German researcher Christian Lukhaup is a pretty big Edward Snowden fan. So he decided to name a new species of crayfish after the former National Security Agency contractor.
The Cherax snowden, which doesn't bear any particular resemblance to Snowden, lives in freshwater tributary creeks in West Papau, Indonesia. Lukhaup and two other researchers described the crayfish in an article published Monday by the journal ZooKeys.
Lukhaup has named other species before, including earlier this year when he described the brightly colored Cherax pulcher in ZooKeys. In his latest paper, Lukhaup explained the new crayfish name, writing that Snowden is an "American freedom fighter" and "the name is used as a noun in apposition."
The typical naming convention follows a genus-species construction, per International Code of Zoological Nomenclature guidelines, and researchers who describe species to science for the first time have free rein on naming rights.
"After describing a couple new species, I thought about naming one after Edward Snowden because he really impressed me," Lukhaup, an independent researcher, told The Post. "We have so many species named after other famous people who probably don't do so much for humanity. I wanted to show support for Edward Snowden. I think what he did is something very special."
In 2013, Snowden leaked top-secret document caches to three journalists (including a Washington Post reporter), which led to a series of articles revealing the scope of the NSA's surveillance program. Snowden is a controversial figure in the United States, where some have called for leniency and lauded him as a hero, while others have cast him as a criminal who put American security at risk.
But he enjoys wide support in Germany, where a Dresden square was named after the former contractor in June. Now, he gets his own crayfish.
"A crayfish is a powerful species; it's protected by a very hard shell, plus it has two very effective chelae, the pincers, and even if they are tiny, [they] can hurt a lot," Lukhaup said. "A crayfish lives under a rock. It has to hide from his enemies and he comes out in the night and he hunts, and he is protected by a shell."
Lukhaup first got his hands on one of the Cherax snowdens back in 2006, thanks to a collector from Kepala Burung who had some for "ornamental purposes." But it wasn't until this year when researchers acquired more specimens from an online German store selling freshwater invertebrates and a wholesale distributor in Indonesia. The researchers extracted DNA from muscle tissue as part of the process to learn more about the species.
Male specimens of snowden-the-crayfish examined by Lukhaup measure nearly three to four inches in total length, while a female specimen measures about three inches in total length. Their pincers are various shades of green with orange tips.

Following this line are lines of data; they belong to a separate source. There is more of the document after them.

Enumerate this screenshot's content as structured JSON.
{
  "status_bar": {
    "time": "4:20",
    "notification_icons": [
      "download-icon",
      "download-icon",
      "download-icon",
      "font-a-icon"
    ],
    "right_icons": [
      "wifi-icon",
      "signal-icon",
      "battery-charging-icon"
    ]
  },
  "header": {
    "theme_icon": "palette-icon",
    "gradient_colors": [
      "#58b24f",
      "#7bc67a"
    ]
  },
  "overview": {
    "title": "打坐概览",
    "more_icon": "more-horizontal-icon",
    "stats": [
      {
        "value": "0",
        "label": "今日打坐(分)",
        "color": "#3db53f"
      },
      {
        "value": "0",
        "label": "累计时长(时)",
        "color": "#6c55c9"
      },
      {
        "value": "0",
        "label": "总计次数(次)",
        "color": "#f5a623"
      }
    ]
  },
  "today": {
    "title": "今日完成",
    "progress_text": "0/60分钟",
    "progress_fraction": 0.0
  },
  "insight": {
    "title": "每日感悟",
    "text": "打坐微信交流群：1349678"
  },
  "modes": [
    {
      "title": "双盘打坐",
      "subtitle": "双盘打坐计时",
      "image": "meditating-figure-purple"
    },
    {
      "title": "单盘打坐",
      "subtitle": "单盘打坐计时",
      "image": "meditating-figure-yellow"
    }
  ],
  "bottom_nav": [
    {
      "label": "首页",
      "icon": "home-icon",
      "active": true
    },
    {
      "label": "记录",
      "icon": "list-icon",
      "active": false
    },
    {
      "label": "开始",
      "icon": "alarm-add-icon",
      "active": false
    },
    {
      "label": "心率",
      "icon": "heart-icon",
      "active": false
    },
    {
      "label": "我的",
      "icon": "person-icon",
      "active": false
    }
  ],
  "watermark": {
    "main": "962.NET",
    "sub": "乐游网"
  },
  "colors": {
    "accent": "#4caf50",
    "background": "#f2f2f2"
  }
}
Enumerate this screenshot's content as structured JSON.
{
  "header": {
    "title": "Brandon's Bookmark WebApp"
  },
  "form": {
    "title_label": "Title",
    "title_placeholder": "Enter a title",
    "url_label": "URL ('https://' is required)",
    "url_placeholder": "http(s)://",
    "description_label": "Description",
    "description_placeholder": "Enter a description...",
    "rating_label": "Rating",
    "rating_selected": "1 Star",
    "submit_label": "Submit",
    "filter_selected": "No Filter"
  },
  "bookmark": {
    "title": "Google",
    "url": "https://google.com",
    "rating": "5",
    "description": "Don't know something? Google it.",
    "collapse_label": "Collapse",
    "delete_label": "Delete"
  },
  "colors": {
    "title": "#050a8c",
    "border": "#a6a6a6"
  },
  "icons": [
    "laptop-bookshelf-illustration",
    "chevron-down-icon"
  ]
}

Researchers write that large numbers of the snowden crayfish are collected for the global aquarium trade and to feed local populations.
"According to local collectors, the populations of the species have been decreasing in the last few years," the study authors write. "Clearly, the continued collecting of these crayfish for the trade is not a sustainable practice, and if the popularity of the species continues, a conservation management plan will have to be developed, potentially including a captive breeding program."
Lukhaup said that pollution also puts the animals at risk, and that responsible exporting for the aquarium trade could actually be good for the species as "people will get interested and then hopefully protect them."